### Work instruction
Among the records below, find the lines with the word "JSON" and copy them.

◇ ◇ ◇ ◇ ◇

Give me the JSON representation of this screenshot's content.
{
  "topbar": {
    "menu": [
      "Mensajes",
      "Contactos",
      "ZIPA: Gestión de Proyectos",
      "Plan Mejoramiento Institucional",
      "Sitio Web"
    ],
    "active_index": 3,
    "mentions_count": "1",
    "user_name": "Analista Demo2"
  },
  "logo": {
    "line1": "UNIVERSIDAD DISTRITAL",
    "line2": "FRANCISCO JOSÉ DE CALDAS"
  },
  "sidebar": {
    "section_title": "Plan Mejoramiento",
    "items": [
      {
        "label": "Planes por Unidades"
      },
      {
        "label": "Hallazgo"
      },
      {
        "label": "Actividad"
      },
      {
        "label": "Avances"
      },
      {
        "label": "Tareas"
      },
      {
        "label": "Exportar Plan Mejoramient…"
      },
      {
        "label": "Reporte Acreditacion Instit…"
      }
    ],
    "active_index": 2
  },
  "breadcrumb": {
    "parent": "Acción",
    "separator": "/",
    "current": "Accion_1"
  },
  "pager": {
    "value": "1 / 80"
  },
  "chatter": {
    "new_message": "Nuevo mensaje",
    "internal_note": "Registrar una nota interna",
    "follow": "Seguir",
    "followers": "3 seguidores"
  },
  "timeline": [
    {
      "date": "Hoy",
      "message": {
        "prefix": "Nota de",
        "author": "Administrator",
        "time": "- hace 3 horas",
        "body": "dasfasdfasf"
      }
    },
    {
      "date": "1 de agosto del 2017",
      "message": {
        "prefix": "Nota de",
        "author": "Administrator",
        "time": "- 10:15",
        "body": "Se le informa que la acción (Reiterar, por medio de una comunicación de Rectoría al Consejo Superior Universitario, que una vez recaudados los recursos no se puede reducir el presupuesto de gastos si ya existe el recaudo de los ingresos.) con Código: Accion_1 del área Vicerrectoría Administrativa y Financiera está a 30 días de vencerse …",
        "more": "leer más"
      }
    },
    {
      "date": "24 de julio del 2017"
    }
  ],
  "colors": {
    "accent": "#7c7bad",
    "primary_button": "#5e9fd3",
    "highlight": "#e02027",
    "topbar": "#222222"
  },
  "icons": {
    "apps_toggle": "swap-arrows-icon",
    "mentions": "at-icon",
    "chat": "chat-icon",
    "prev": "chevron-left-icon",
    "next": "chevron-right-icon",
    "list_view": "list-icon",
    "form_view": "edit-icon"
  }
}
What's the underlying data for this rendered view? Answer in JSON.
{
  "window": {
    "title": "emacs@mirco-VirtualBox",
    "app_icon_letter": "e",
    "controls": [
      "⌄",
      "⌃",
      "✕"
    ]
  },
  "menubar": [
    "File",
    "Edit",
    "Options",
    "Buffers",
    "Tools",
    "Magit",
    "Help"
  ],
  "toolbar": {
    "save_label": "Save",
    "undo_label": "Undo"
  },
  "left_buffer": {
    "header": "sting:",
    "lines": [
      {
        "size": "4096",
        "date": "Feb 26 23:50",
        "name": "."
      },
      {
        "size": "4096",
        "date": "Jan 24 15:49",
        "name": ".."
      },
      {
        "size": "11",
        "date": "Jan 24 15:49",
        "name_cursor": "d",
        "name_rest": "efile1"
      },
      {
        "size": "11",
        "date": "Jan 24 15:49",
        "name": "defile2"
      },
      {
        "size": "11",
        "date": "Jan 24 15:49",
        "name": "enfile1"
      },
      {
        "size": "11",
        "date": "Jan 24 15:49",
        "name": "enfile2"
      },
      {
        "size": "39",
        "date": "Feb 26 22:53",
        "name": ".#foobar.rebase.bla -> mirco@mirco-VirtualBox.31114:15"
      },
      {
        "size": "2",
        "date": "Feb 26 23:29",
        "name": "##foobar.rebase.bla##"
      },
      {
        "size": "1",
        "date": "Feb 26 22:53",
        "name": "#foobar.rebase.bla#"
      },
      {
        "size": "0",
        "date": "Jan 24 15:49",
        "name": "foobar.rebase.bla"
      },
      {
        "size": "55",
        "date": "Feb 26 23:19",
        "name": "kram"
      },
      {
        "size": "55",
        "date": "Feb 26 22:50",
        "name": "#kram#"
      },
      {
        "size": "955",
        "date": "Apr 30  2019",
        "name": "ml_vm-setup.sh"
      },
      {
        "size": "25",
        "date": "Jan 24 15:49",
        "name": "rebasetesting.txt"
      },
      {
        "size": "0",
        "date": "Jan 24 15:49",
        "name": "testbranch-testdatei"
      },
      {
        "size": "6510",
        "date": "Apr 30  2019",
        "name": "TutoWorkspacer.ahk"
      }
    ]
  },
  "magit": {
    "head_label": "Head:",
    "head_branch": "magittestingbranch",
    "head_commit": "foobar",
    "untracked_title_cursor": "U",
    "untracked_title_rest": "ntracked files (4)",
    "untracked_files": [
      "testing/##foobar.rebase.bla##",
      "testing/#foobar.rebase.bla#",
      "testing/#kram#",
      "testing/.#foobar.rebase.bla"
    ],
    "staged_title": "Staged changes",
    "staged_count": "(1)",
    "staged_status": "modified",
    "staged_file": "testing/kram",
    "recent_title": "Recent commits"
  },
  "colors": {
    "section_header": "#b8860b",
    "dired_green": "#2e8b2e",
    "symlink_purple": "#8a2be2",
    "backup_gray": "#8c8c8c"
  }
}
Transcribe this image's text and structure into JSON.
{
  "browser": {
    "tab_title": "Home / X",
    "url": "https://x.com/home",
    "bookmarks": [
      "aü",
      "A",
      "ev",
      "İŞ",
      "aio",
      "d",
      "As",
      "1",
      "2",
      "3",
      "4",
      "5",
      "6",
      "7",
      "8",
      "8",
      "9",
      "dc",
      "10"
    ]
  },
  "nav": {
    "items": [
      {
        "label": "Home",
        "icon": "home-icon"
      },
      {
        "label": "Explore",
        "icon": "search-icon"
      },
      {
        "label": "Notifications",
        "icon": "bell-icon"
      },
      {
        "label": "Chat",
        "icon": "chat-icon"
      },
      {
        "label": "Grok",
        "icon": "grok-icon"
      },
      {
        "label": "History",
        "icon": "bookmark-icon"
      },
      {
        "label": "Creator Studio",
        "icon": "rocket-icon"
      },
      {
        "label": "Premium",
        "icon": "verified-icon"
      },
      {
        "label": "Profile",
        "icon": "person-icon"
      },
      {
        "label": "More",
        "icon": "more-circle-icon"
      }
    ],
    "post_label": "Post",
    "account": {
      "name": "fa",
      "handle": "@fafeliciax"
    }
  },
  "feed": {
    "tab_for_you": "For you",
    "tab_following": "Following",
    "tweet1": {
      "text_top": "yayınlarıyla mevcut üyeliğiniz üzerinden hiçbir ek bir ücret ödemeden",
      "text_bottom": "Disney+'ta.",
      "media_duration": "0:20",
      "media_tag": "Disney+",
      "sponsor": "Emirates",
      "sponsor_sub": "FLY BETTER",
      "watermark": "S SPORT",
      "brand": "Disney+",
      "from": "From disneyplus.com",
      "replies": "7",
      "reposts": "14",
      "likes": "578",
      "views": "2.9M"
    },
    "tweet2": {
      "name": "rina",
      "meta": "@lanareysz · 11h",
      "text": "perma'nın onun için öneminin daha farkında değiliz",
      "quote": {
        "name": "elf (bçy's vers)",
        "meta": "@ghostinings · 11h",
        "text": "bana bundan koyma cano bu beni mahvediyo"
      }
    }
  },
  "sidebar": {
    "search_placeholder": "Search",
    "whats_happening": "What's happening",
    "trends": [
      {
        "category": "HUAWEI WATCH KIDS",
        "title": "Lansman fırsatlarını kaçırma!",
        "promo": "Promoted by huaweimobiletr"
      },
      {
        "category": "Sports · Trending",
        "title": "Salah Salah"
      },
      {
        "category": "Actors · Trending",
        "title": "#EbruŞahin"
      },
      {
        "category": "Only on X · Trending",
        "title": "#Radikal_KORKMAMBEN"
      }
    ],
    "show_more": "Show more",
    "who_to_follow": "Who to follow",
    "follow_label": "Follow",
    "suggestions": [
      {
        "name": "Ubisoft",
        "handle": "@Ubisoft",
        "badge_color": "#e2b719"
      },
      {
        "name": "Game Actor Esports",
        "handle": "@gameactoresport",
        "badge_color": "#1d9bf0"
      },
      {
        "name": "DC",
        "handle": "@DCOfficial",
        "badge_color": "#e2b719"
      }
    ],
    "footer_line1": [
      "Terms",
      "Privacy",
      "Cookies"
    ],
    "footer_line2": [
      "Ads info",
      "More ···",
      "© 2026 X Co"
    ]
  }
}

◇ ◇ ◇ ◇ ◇

### Solved exercise
Give me the JSON representation of this screenshot's content.
What's the underlying data for this rendered view? Answer in JSON.
Transcribe this image's text and structure into JSON.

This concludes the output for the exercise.